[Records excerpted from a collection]
#####

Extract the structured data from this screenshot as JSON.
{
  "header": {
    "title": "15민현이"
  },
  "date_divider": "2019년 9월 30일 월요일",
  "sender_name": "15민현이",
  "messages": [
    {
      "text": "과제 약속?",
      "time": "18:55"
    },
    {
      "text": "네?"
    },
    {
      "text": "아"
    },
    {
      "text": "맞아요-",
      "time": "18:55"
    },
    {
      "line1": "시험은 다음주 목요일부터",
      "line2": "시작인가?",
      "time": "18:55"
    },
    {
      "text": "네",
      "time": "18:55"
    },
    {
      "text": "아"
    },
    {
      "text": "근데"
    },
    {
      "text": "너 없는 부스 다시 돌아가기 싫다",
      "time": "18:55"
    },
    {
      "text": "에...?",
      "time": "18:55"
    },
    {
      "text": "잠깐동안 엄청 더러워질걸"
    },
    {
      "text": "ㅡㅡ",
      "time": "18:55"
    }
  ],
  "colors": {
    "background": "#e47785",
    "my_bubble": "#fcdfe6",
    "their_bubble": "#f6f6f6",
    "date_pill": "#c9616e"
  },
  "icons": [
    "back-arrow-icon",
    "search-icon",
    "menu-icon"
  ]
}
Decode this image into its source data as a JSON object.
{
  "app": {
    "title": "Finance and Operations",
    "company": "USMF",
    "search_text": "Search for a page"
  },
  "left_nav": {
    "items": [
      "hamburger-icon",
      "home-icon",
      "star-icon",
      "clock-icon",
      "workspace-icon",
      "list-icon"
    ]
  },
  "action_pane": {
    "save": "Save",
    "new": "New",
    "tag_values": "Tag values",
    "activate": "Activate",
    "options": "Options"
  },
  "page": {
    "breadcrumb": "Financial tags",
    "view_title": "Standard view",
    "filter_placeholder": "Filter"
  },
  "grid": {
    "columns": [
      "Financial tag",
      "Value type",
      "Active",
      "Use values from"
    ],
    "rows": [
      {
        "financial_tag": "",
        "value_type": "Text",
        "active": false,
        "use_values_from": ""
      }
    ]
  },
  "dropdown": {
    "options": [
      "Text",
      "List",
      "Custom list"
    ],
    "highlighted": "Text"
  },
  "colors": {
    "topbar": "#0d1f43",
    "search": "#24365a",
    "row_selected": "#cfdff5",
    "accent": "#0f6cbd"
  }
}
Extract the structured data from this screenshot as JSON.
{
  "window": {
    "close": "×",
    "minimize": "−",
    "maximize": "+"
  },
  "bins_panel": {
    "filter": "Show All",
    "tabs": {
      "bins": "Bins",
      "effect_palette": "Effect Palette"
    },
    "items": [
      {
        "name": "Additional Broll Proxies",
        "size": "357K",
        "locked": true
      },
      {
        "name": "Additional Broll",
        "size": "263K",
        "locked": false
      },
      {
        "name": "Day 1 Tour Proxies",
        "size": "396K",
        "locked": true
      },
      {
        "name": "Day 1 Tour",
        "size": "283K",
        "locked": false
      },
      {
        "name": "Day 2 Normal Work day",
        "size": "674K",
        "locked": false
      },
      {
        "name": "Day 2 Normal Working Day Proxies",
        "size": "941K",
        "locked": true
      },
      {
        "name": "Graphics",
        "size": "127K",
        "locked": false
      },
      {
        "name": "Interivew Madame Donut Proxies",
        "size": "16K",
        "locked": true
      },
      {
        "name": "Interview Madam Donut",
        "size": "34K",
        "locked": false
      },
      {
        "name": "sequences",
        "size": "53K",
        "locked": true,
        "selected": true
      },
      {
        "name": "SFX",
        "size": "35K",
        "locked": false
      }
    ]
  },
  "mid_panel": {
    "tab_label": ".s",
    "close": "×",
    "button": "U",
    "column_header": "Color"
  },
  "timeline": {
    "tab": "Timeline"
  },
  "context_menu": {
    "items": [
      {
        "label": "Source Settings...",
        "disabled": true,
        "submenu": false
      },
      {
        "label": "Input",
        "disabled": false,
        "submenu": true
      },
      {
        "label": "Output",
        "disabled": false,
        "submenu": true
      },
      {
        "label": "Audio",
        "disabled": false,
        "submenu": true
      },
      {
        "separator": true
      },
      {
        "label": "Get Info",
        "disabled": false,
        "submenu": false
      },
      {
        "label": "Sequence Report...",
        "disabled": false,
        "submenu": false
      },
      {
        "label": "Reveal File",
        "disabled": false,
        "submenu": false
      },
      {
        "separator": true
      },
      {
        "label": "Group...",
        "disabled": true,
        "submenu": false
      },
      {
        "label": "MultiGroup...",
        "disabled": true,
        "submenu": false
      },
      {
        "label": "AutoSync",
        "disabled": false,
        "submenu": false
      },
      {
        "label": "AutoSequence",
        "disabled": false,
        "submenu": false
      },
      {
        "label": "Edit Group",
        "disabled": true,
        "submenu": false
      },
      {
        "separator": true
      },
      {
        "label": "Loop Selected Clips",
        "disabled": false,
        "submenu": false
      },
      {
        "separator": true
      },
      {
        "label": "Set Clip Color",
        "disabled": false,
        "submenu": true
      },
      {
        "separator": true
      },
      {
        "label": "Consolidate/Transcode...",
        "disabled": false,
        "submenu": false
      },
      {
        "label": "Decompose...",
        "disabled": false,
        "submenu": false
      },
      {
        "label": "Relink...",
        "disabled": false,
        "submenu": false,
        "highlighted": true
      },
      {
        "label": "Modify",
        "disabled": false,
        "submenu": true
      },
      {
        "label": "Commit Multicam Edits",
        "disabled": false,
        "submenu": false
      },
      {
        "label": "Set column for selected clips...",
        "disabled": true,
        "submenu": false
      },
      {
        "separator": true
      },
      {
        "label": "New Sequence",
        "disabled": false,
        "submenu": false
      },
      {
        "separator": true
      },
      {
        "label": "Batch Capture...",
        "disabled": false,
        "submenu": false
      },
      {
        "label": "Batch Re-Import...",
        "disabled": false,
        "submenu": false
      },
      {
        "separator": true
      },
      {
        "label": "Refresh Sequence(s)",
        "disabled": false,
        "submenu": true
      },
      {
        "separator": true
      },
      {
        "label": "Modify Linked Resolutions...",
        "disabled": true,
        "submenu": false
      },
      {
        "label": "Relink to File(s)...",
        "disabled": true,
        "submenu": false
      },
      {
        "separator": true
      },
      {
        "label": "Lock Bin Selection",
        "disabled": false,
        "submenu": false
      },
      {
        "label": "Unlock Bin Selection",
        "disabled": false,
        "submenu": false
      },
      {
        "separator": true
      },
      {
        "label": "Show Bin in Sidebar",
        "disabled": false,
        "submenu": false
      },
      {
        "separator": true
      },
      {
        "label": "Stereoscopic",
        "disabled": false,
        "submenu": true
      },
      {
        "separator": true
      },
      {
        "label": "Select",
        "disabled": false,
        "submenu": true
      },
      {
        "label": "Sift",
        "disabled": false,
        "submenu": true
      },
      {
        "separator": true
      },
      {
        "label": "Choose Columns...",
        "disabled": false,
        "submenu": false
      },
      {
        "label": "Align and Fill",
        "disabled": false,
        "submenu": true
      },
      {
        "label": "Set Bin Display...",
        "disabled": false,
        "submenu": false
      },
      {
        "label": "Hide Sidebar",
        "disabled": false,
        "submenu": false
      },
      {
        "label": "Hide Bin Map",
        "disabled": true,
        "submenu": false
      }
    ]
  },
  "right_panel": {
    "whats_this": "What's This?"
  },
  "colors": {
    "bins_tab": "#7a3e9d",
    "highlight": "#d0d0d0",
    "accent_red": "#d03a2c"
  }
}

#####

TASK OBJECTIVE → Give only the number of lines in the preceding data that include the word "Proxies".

RESPONSE TO THIS TASK → 4